Recorded data:
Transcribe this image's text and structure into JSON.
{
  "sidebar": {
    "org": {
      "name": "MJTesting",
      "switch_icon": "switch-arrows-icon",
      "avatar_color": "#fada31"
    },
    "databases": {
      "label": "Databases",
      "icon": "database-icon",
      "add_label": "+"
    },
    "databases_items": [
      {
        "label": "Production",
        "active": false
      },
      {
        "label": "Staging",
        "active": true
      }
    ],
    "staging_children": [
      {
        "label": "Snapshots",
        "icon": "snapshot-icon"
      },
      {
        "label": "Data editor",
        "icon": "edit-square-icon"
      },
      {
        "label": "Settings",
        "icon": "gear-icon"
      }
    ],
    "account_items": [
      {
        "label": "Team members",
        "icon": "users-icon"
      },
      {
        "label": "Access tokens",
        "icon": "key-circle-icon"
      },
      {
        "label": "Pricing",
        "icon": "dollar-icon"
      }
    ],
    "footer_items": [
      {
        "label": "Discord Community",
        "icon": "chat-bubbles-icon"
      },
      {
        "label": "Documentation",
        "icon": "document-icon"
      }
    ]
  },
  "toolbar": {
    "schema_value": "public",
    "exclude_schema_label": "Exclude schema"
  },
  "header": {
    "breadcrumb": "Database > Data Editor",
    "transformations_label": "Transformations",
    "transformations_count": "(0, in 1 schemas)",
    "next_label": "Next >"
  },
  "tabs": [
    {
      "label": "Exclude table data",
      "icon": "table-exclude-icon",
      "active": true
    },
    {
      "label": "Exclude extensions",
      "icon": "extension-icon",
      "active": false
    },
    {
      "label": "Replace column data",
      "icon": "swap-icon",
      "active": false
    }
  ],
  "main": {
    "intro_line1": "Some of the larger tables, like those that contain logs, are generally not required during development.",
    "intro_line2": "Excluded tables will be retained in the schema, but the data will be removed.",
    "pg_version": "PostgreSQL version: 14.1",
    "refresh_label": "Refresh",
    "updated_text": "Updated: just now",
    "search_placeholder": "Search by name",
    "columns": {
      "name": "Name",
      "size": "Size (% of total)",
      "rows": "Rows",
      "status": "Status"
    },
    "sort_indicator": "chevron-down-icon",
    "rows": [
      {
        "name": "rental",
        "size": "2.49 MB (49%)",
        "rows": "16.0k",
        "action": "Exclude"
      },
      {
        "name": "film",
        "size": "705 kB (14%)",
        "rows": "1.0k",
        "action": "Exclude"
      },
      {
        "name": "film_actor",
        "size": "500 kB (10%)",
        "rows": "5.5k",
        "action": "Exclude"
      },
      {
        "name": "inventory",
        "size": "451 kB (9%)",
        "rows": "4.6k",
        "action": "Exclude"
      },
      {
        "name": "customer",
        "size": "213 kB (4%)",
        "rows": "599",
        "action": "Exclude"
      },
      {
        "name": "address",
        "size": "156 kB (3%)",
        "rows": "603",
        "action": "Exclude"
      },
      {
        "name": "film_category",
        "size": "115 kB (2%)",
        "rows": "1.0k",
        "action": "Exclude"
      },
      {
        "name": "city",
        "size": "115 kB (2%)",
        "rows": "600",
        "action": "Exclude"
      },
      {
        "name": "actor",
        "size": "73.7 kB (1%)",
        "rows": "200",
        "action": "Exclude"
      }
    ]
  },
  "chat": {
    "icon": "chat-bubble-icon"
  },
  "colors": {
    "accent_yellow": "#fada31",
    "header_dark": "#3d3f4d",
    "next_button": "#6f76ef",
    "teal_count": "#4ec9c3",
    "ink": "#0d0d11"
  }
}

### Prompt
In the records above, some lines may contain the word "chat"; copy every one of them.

### Solution below
        "icon": "chat-bubbles-icon"
  "chat": {
    "icon": "chat-bubble-icon"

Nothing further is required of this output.